**Your goal**
Copy every line of the data in which the word "icon" occurs.

=== Data provided ===

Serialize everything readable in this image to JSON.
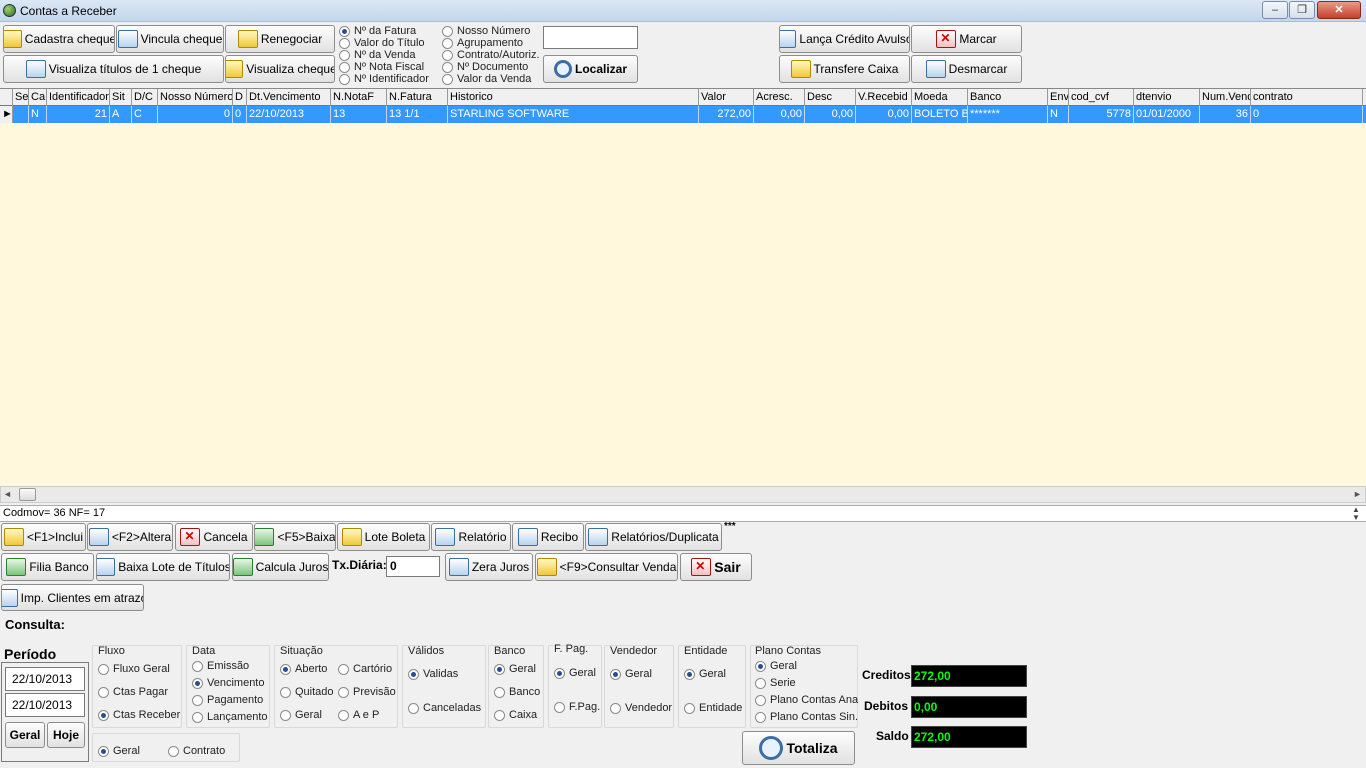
{
  "window": {
    "title": "Contas a Receber",
    "minimize": "‒",
    "maximize": "❐",
    "close": "✕"
  },
  "toolbar": {
    "cadastra_cheque": "Cadastra cheque",
    "vincula_cheque": "Vincula cheque",
    "renegociar": "Renegociar",
    "visualiza_titulos": "Visualiza títulos de 1 cheque",
    "visualiza_cheque": "Visualiza cheque",
    "localizar": "Localizar",
    "search_value": "",
    "lanca_credito": "Lança Crédito Avulso",
    "marcar": "Marcar",
    "transfere_caixa": "Transfere Caixa",
    "desmarcar": "Desmarcar"
  },
  "search_options": {
    "col1": [
      "Nº da Fatura",
      "Valor do Título",
      "Nº da Venda",
      "Nº Nota Fiscal",
      "Nº Identificador"
    ],
    "col2": [
      "Nosso Número",
      "Agrupamento",
      "Contrato/Autoriz.",
      "Nº Documento",
      "Valor da Venda"
    ],
    "selected": "Nº da Fatura"
  },
  "grid": {
    "columns": [
      "Se",
      "Ca",
      "Identificador",
      "Sit",
      "D/C",
      "Nosso Número",
      "D",
      "Dt.Vencimento",
      "N.NotaF",
      "N.Fatura",
      "Historico",
      "Valor",
      "Acresc.",
      "Desc",
      "V.Recebid",
      "Moeda",
      "Banco",
      "Env",
      "cod_cvf",
      "dtenvio",
      "Num.Vend",
      "contrato"
    ],
    "rows": [
      [
        "",
        "N",
        "21",
        "A",
        "C",
        "0",
        "0",
        "22/10/2013",
        "13",
        "13 1/1",
        "STARLING SOFTWARE",
        "272,00",
        "0,00",
        "0,00",
        "0,00",
        "BOLETO B",
        "*******",
        "N",
        "5778",
        "01/01/2000",
        "36",
        "0"
      ]
    ]
  },
  "status_line": "Codmov= 36 NF= 17",
  "actions": {
    "inclui": "<F1>Inclui",
    "altera": "<F2>Altera",
    "cancela": "Cancela",
    "baixa": "<F5>Baixa",
    "lote_boleta": "Lote Boleta",
    "relatorio": "Relatório",
    "recibo": "Recibo",
    "relatorios_duplicata": "Relatórios/Duplicata",
    "asterisks": "***",
    "filia_banco": "Filia Banco",
    "baixa_lote": "Baixa Lote de Títulos",
    "calcula_juros": "Calcula Juros",
    "tx_diaria_label": "Tx.Diária:",
    "tx_diaria_value": "0",
    "zera_juros": "Zera Juros",
    "consultar_venda": "<F9>Consultar Venda",
    "sair": "Sair",
    "imp_clientes": "Imp. Clientes em atrazo"
  },
  "consulta": {
    "label": "Consulta:",
    "periodo": "Período",
    "date_from": "22/10/2013",
    "date_to": "22/10/2013",
    "geral_btn": "Geral",
    "hoje_btn": "Hoje",
    "fluxo": {
      "title": "Fluxo",
      "options": [
        "Fluxo Geral",
        "Ctas Pagar",
        "Ctas Receber"
      ],
      "selected": 2
    },
    "data": {
      "title": "Data",
      "options": [
        "Emissão",
        "Vencimento",
        "Pagamento",
        "Lançamento"
      ],
      "selected": 1
    },
    "situacao": {
      "title": "Situação",
      "options": [
        "Aberto",
        "Cartório",
        "Quitado",
        "Previsão",
        "Geral",
        "A e P"
      ],
      "selected": 0
    },
    "validos": {
      "title": "Válidos",
      "options": [
        "Validas",
        "Canceladas"
      ],
      "selected": 0
    },
    "banco": {
      "title": "Banco",
      "options": [
        "Geral",
        "Banco",
        "Caixa"
      ],
      "selected": 0
    },
    "fpag": {
      "title": "F. Pag.",
      "options": [
        "Geral",
        "F.Pag."
      ],
      "selected": 0
    },
    "vendedor": {
      "title": "Vendedor",
      "options": [
        "Geral",
        "Vendedor"
      ],
      "selected": 0
    },
    "entidade": {
      "title": "Entidade",
      "options": [
        "Geral",
        "Entidade"
      ],
      "selected": 0
    },
    "plano": {
      "title": "Plano Contas",
      "options": [
        "Geral",
        "Serie",
        "Plano Contas Ana",
        "Plano Contas Sin."
      ],
      "selected": 0
    },
    "tipo": {
      "options": [
        "Geral",
        "Contrato"
      ],
      "selected": 0
    }
  },
  "totals": {
    "creditos_label": "Creditos",
    "creditos": "272,00",
    "debitos_label": "Debitos",
    "debitos": "0,00",
    "saldo_label": "Saldo",
    "saldo": "272,00",
    "totaliza": "Totaliza"
  }
}
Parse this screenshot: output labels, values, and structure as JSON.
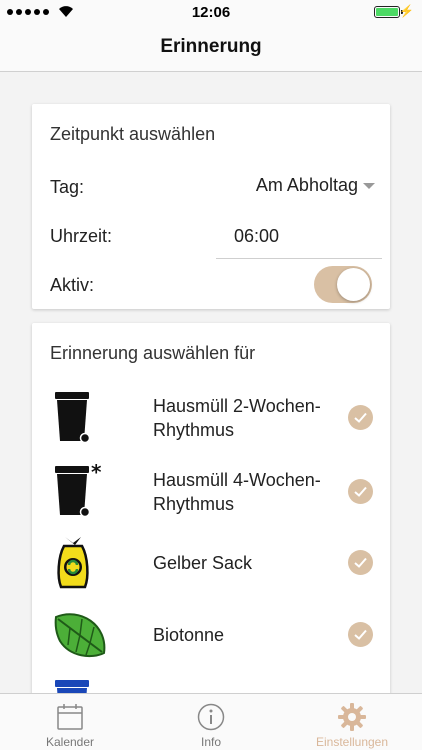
{
  "status_bar": {
    "time": "12:06"
  },
  "nav": {
    "title": "Erinnerung"
  },
  "time_card": {
    "heading": "Zeitpunkt auswählen",
    "day_label": "Tag:",
    "day_value": "Am Abholtag",
    "time_label": "Uhrzeit:",
    "time_value": "06:00",
    "active_label": "Aktiv:",
    "active_on": true
  },
  "reminder_card": {
    "heading": "Erinnerung auswählen für",
    "items": [
      {
        "label": "Hausmüll 2-Wochen-Rhythmus",
        "icon": "black-bin-icon",
        "checked": true
      },
      {
        "label": "Hausmüll 4-Wochen-Rhythmus",
        "icon": "black-bin-star-icon",
        "checked": true
      },
      {
        "label": "Gelber Sack",
        "icon": "yellow-bag-icon",
        "checked": true
      },
      {
        "label": "Biotonne",
        "icon": "green-leaf-icon",
        "checked": true
      }
    ]
  },
  "tabs": [
    {
      "label": "Kalender",
      "icon": "calendar-icon",
      "active": false
    },
    {
      "label": "Info",
      "icon": "info-icon",
      "active": false
    },
    {
      "label": "Einstellungen",
      "icon": "gear-icon",
      "active": true
    }
  ],
  "colors": {
    "accent": "#d9c0a4",
    "tab_active": "#d9b79a",
    "background": "#f3f3f3"
  }
}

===

**Reply**
        "icon": "black-bin-icon",
        "icon": "black-bin-star-icon",
        "icon": "yellow-bag-icon",
        "icon": "green-leaf-icon",
      "icon": "calendar-icon",
      "icon": "info-icon",
      "icon": "gear-icon",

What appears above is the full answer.